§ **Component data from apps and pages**
BEGIN
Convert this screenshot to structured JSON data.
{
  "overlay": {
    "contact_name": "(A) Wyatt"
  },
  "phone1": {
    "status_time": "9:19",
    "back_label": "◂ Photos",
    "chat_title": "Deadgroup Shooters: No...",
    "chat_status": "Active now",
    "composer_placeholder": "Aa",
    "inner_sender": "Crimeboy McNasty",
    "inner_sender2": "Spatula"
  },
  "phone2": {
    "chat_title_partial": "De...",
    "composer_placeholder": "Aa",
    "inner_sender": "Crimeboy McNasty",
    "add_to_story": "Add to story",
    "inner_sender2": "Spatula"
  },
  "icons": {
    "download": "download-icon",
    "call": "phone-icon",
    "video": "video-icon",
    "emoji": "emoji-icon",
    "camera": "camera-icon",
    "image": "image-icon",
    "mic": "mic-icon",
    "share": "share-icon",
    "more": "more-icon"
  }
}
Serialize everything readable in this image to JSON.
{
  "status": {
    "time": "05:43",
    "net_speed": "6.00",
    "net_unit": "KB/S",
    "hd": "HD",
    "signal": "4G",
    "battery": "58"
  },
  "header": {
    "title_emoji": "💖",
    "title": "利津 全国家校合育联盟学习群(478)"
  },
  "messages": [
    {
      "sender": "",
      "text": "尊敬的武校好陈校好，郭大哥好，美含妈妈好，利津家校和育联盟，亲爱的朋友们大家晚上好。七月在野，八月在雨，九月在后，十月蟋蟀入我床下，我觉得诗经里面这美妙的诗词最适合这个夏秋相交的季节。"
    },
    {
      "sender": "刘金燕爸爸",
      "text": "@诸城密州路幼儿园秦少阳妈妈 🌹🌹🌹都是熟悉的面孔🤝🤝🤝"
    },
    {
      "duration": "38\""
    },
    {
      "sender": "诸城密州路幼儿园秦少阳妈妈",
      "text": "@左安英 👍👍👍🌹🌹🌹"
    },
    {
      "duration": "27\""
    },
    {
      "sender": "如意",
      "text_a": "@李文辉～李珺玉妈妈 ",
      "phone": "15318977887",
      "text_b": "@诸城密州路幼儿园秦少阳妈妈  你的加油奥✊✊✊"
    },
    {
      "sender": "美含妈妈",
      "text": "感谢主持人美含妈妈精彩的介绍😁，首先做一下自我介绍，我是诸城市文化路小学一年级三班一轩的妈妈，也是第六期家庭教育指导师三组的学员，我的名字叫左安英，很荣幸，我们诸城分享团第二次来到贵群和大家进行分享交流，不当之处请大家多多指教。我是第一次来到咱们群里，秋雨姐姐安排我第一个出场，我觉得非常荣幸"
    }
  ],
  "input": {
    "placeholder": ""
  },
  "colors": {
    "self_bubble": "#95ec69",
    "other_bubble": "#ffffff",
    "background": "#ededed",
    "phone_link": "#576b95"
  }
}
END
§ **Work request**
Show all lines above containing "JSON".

§ **Exercise solution**
Convert this screenshot to structured JSON data.
Serialize everything readable in this image to JSON.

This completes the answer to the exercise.